App and web page records:
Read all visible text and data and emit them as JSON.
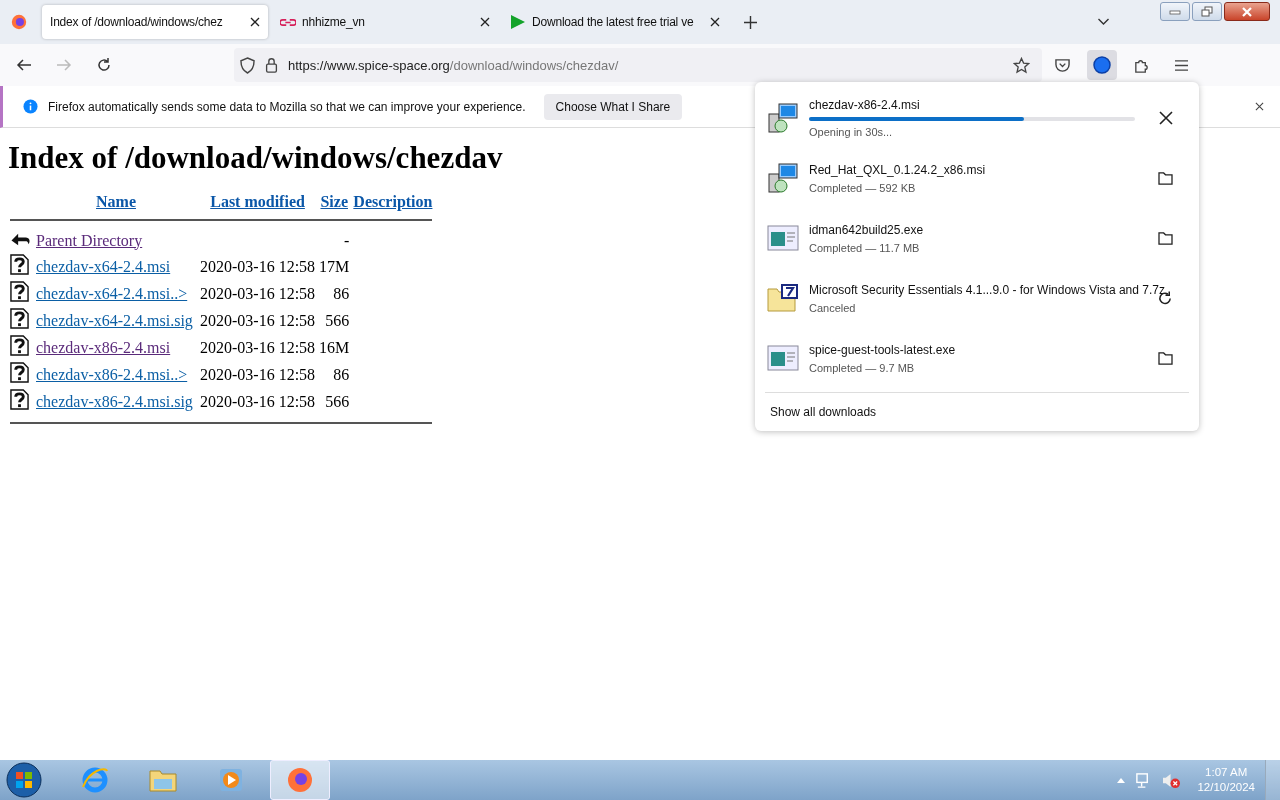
{
  "tabs": [
    {
      "title": "Index of /download/windows/chez",
      "selected": true
    },
    {
      "title": "nhhizme_vn",
      "selected": false
    },
    {
      "title": "Download the latest free trial ve",
      "selected": false
    }
  ],
  "address": {
    "host": "https://www.spice-space.org",
    "path": "/download/windows/chezdav/"
  },
  "notification": {
    "text": "Firefox automatically sends some data to Mozilla so that we can improve your experience.",
    "button": "Choose What I Share"
  },
  "page": {
    "heading": "Index of /download/windows/chezdav",
    "columns": [
      "Name",
      "Last modified",
      "Size",
      "Description"
    ],
    "rows": [
      {
        "kind": "parent",
        "name": "Parent Directory",
        "date": "",
        "size": "-",
        "visited": true
      },
      {
        "kind": "file",
        "name": "chezdav-x64-2.4.msi",
        "date": "2020-03-16 12:58",
        "size": "17M",
        "visited": false
      },
      {
        "kind": "file",
        "name": "chezdav-x64-2.4.msi..>",
        "date": "2020-03-16 12:58",
        "size": "86",
        "visited": false
      },
      {
        "kind": "file",
        "name": "chezdav-x64-2.4.msi.sig",
        "date": "2020-03-16 12:58",
        "size": "566",
        "visited": false
      },
      {
        "kind": "file",
        "name": "chezdav-x86-2.4.msi",
        "date": "2020-03-16 12:58",
        "size": "16M",
        "visited": true
      },
      {
        "kind": "file",
        "name": "chezdav-x86-2.4.msi..>",
        "date": "2020-03-16 12:58",
        "size": "86",
        "visited": false
      },
      {
        "kind": "file",
        "name": "chezdav-x86-2.4.msi.sig",
        "date": "2020-03-16 12:58",
        "size": "566",
        "visited": false
      }
    ]
  },
  "downloads": {
    "items": [
      {
        "kind": "active",
        "name": "chezdav-x86-2.4.msi",
        "status": "Opening in 30s...",
        "level": 0.66
      },
      {
        "kind": "done",
        "name": "Red_Hat_QXL_0.1.24.2_x86.msi",
        "status": "Completed — 592 KB"
      },
      {
        "kind": "done",
        "name": "idman642build25.exe",
        "status": "Completed — 11.7 MB"
      },
      {
        "kind": "canceled",
        "name": "Microsoft Security Essentials 4.1...9.0 - for Windows Vista and 7.7z",
        "status": "Canceled"
      },
      {
        "kind": "done",
        "name": "spice-guest-tools-latest.exe",
        "status": "Completed — 9.7 MB"
      }
    ],
    "show_all": "Show all downloads"
  },
  "taskbar": {
    "apps": [
      {
        "kind": "ie",
        "selected": false
      },
      {
        "kind": "explorer",
        "selected": false
      },
      {
        "kind": "media",
        "selected": false
      },
      {
        "kind": "firefox",
        "selected": true
      }
    ],
    "time": "1:07 AM",
    "date": "12/10/2024"
  }
}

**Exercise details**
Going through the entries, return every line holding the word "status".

**Written solution**
        "status": "Opening in 30s...",
        "status": "Completed — 592 KB"
        "status": "Completed — 11.7 MB"
        "status": "Canceled"
        "status": "Completed — 9.7 MB"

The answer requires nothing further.